We also happened upon a morning parade for Carnaval, which was the occasion of this extended school break. Now I don't pretend to understand the basis for Carnaval (as opposed to just Mardi Gras and Ash Wednesday), but it seems to me the clearest and most widely recognized example of the Latin American habit of extending festivals. They just don't do one-day parties here. Ever holiday seems to last a week, and every town has its own big date(s) that it celebrates in addition to the seeming dozens of national holidays.
Ready position

What makes Carnaval unique, however, is the water, spuma, and colored talcum powder. Again, whatever someone may offer as to the significance of these various missiles  to the holiday, I'd say is at best a loose justification raise hell and hurl stuff. And I'm not knocking it. Though water balloons launched from moving cars has been outlawed in many places, entire buckets of water from three stories up are fair game and the best reason for constant and wide-eyed vigilance. I suspect the frozen water balloon stories are just myth, but we can testify to the ubiquity and democracy of the other armaments.
Haa Haa

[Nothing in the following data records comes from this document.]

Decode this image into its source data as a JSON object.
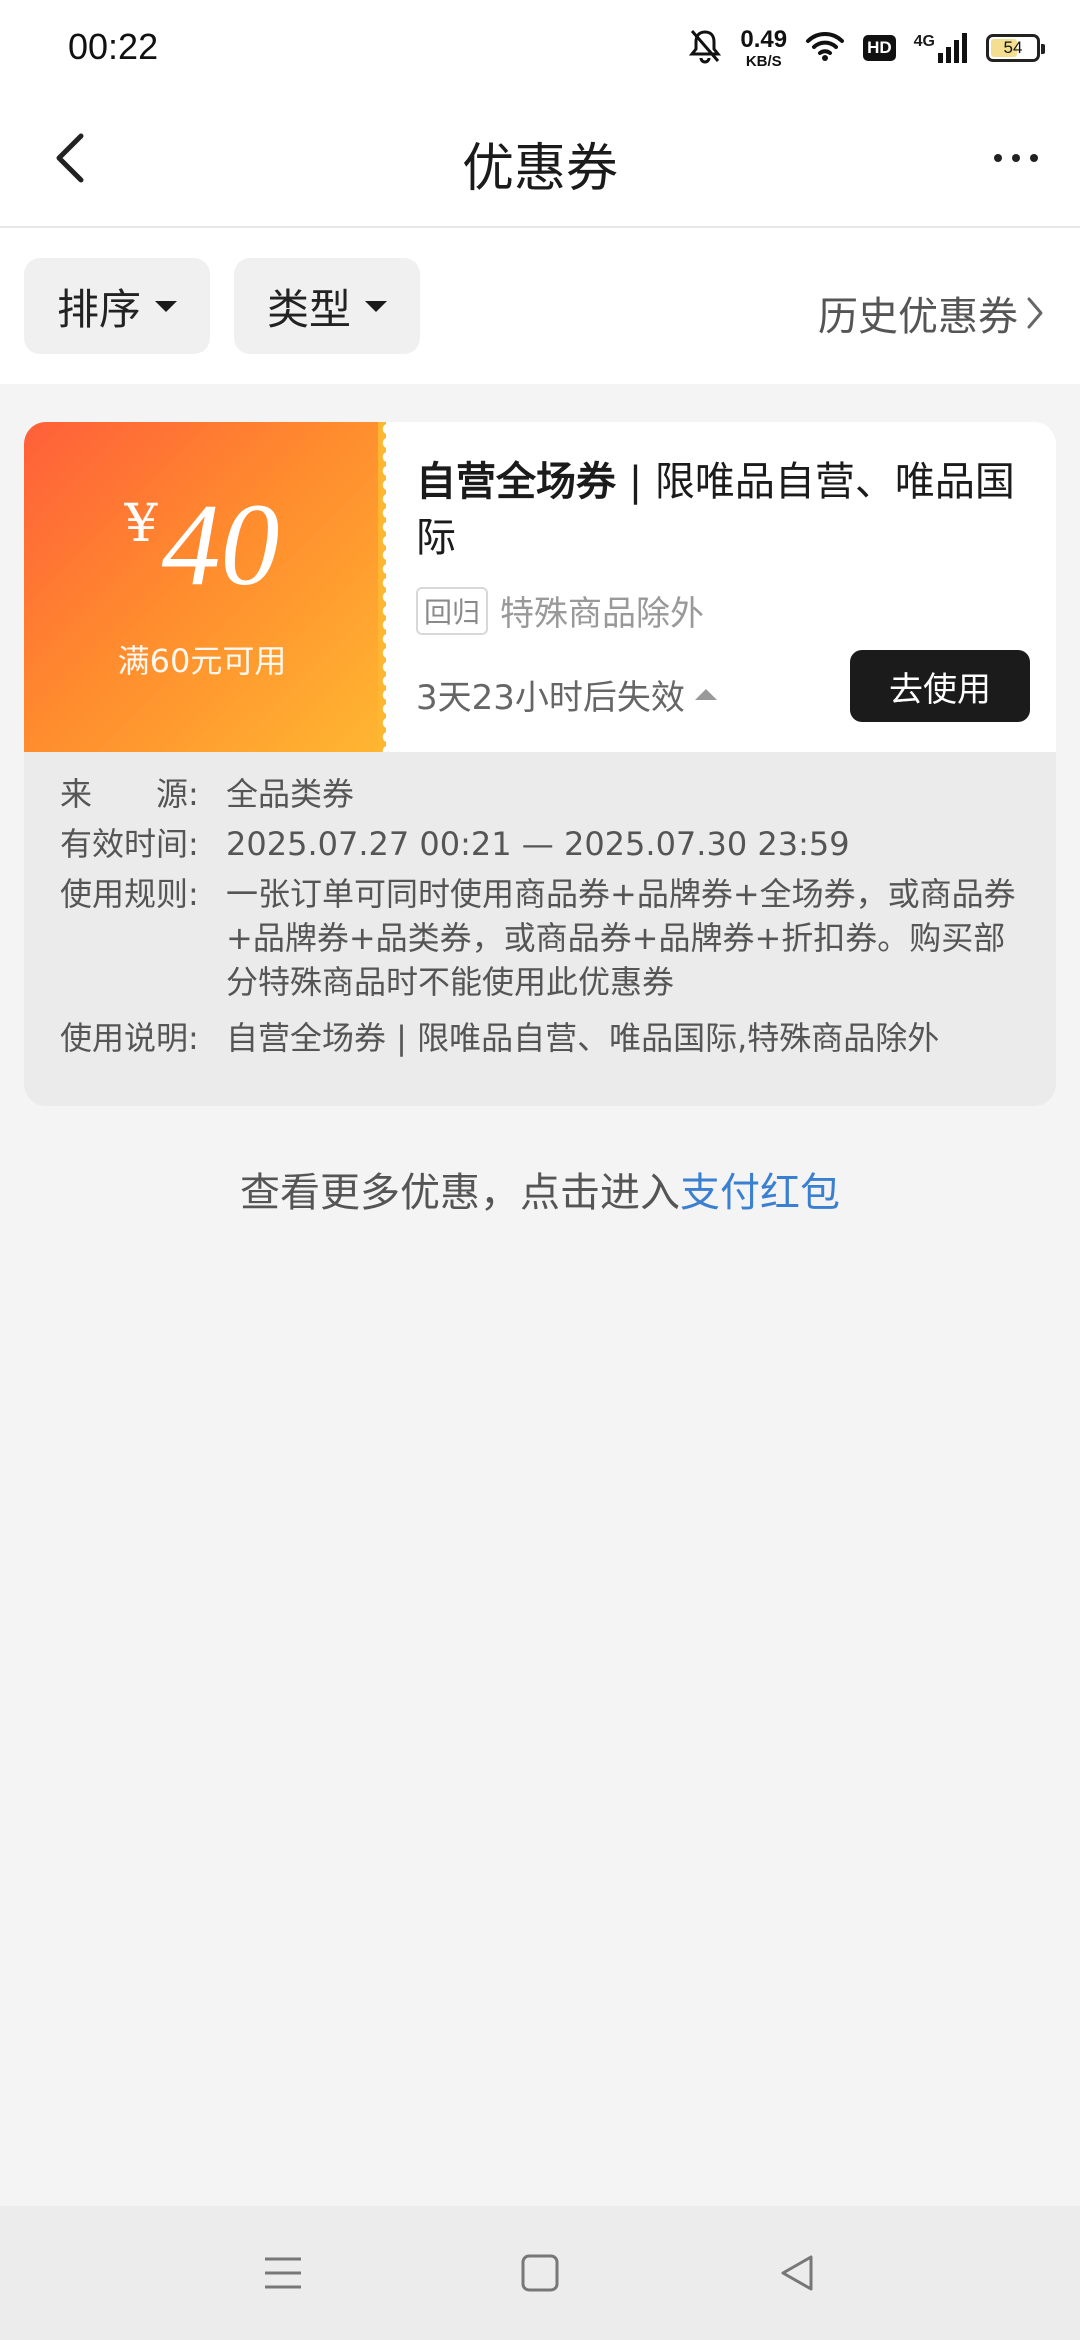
{
  "status_bar": {
    "time": "00:22",
    "net_speed_value": "0.49",
    "net_speed_unit": "KB/S",
    "hd_label": "HD",
    "signal_label": "4G",
    "battery": "54"
  },
  "header": {
    "title": "优惠券",
    "back_icon": "chevron-left-icon",
    "more_icon": "more-dots-icon"
  },
  "filters": {
    "sort_label": "排序",
    "type_label": "类型",
    "history_label": "历史优惠券"
  },
  "coupon": {
    "currency": "¥",
    "amount": "40",
    "condition": "满60元可用",
    "title_bold": "自营全场券",
    "title_rest": " | 限唯品自营、唯品国际",
    "tag": "回归",
    "note": "特殊商品除外",
    "expire": "3天23小时后失效",
    "use_button": "去使用",
    "colors": {
      "gradient_start": "#ff5f3a",
      "gradient_end": "#ffb631",
      "button": "#1b1b1b"
    }
  },
  "details": {
    "source_label": "来　　源:",
    "source_value": "全品类券",
    "valid_label": "有效时间:",
    "valid_value": "2025.07.27 00:21 — 2025.07.30 23:59",
    "rules_label": "使用规则:",
    "rules_value": "一张订单可同时使用商品券+品牌券+全场券，或商品券+品牌券+品类券，或商品券+品牌券+折扣券。购买部分特殊商品时不能使用此优惠券",
    "desc_label": "使用说明:",
    "desc_value": "自营全场券 | 限唯品自营、唯品国际,特殊商品除外"
  },
  "promo": {
    "text": "查看更多优惠，点击进入",
    "link": "支付红包",
    "link_color": "#3a7fd0"
  },
  "system_nav": {
    "menu_icon": "menu-icon",
    "home_icon": "home-square-icon",
    "back_icon": "back-triangle-icon"
  }
}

No one is immune, there is no mercy, and god only knows what's in that foam crap. And the idea of a foam battle sounds pretty appealing, until you take one in the face. Duncan has his award, but he's getting to full big boy in stages. He was, on this first day of Carnaval, not yet to the "shrug it off, shoot back, and worry about scars later" stage. Toward the end of the trip, he was managing to grin, or at least cover his eyes and not cry.

But what we had discovered in Riobamba as a peculiar means of celebrating, was merely a training exercise for the shock and awe that was Baños.
Pull yourself together and get back in there, soldier

1 comment:

  1. All I can say is - I love you guys!!. Thank you for letting me live through you these days.
    Love your writing, Matt.

    Love you, Liz